The American Herbal Products Association (AHPA) has been informed that Florida retailers have received letters from the Florida Division of Alcoholic Beverages and Tobacco (ABT) that rescind notices of noncompliance with the state's alcoholic beverage laws that were issued by the agency last month.
The notices of noncompliance alleged that herbal tinctures are alcoholic beverages and therefore subject to the state's alcoholic beverage controls. The notices stated that continued sale of tinctures could result in criminal or civil charges being filed against the retailer, and retailers therefore removed these products from their store shelves.
The relevant Florida law, however, defines alcoholic beverages to exclude proprietary and other products that are "unfit for beverage purposes." Most herbal tinctures have long been considered under federal alcohol tax rules to be non-beverage products that are unfit for beverage use.
In response to these enforcement actions, AHPA issued a communication to its members to express its view that the warnings represented a misunderstanding of the relevant Florida law. In addition, AHPA counsel contacted Florida ABT to seek clarification that herbal tinctures generally are not suitable for beverage use and should therefore be recognized as exempt from ABT jurisdiction.
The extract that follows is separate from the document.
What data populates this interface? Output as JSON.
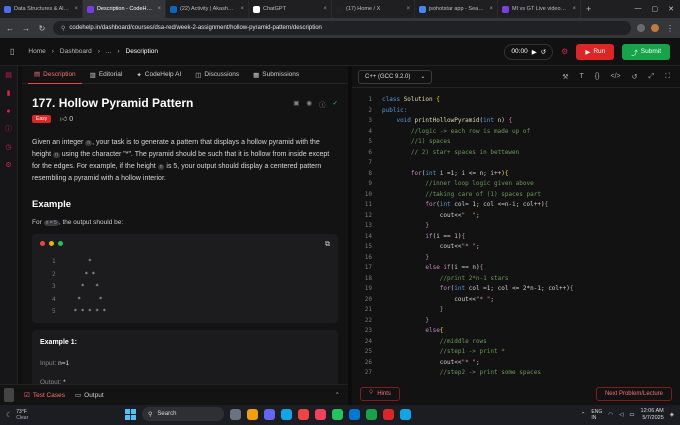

"The charge that ABT made that retailers violated Florida law by selling herbal tinctures without a current valid alcohol beverage license was obviously a misinterpretation of Florida's ABT laws," noted AHPA's counsel, Tony Young of Kleinfeld, Kaplan & Becker LLP. "AHPA's prompt response and the Florida ABT's willingness to recognize this misunderstanding and correct it led to rapid resolution of this issue."